Clinical trials changing lives at LRH

People travelled from across Gippsland to attend a celebration of innovation, equality and life changing programs recently.

The International Clinical Trials Day event at Latrobe Regional Health showcased the stories of patients involved in clinical trials and the impact the local program has had on them.

“The Research and Clinical Trial Unit at LRH started in 2019 with only two trials, since then we’ve grown to over 30 clinical trials, all offering new treatment options to people across Gippsland,” General Manager of Research and Partnerships, Jhodie Duncan said.

Before the start of the trials program at LRH, Gippsland patients diagnosed with conditions ranging from arthritis to cancers to skin conditions would have to travel to Melbourne to access any new treatments.

“The journeys to Melbourne are time consuming, expensive and stressful for the patient and their family. One of the benefits about having clinical trials available here in Gippsland is that the stress and cost is taken away or at least lessened for the participant,” Jhodie said.

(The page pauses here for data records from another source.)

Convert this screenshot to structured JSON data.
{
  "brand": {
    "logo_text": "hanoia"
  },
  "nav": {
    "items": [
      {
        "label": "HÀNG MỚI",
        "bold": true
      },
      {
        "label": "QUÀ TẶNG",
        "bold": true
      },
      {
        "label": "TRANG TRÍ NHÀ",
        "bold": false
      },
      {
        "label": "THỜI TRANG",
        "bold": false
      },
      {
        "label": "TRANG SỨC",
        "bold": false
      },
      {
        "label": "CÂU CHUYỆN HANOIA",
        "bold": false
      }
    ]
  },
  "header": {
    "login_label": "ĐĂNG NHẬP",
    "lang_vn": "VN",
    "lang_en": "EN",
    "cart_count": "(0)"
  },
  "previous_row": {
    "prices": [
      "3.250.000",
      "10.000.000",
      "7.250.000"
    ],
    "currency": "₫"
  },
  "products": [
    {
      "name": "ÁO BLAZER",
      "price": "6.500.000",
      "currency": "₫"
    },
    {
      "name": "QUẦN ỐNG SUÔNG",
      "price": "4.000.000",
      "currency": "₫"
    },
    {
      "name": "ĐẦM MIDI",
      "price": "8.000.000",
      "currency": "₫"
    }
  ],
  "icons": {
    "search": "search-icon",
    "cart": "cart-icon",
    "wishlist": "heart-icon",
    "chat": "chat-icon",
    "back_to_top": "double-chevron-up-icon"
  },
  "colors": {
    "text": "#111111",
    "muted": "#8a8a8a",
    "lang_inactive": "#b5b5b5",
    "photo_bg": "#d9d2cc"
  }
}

Clinical trials are often conducted in partnership with hospitals in Melbourne, such as The Alfred Hospital and are selected by LRH where there is a demonstrated need in the local community.

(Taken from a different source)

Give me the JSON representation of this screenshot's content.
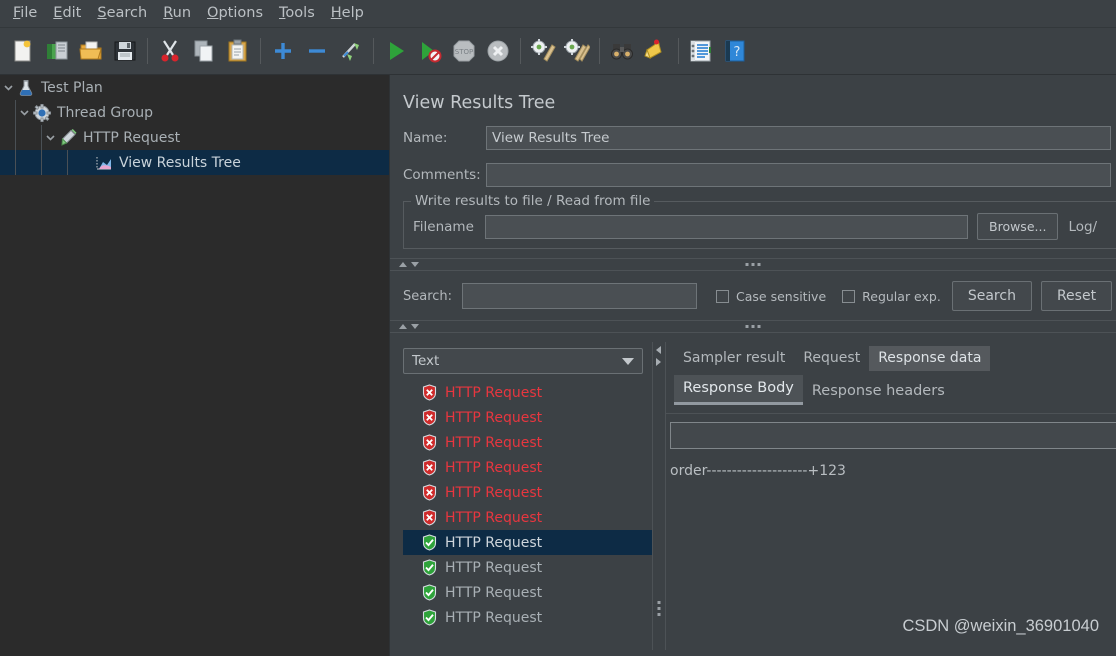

“We’re able to look at the data and see that condition A or disease B is of a higher incidence in Gippsland than we might expect. Once we identify those issues, we can explore what options are available with our trial partners, commence recruitment to the trial and then move forward to be able to offer an alternative care option for local residences.”

“Trials, such as the ones we are involved in at LRH give regional patients access to the latest treatments well before they are available to the general public. These can, without doubt, be life changing for some people,” Jhodie said.

Willow Grove’s Nick Johnson has been part of a clinical trial since 2020 after being diagnosed with bowel cancer.

“I signed up to the trial because all current-day treatments have been as a result of some trial or research over the years and I wanted to contribute to assist future treatments if I was able to.

“I also wanted to give back to the health system in some way as a way of ‘thanks for my treatment’, Nick said.

Another aspect of Nick’s decision was the ability to forge strong and supportive relationships with a local care team.

“Being on this trial meant that I did not have to endure the stresses of having to travel to hospital to receive IV Chemo, along with any side-effects that may have been a result of that treatment. As we know, IV chemo is not always kind on your body – both mentally and physically. My condition was able to be closely monitored with regular scans and blood tests, and at a local facility and not having to travel to the city for this. It is often a whole day out of work and life to travel to the city and being done locally was great. It was good to have a good rapport with the local hospital care team who was and still is there for me. They have my back,” Nick said.

More information about the LRH Clinical Trials Program can be found at

Pictured L-R: Dr Jhodie Duncan, General Manager Research and Partnerships, Research Unit. Anita Raymond, Executive Director Education, Research & Governance. Dr Amanda Ormerod, Haematologist. Nick Johnson, Clinical Trial Participant. Mr Don McRae, Chief Executive LRH.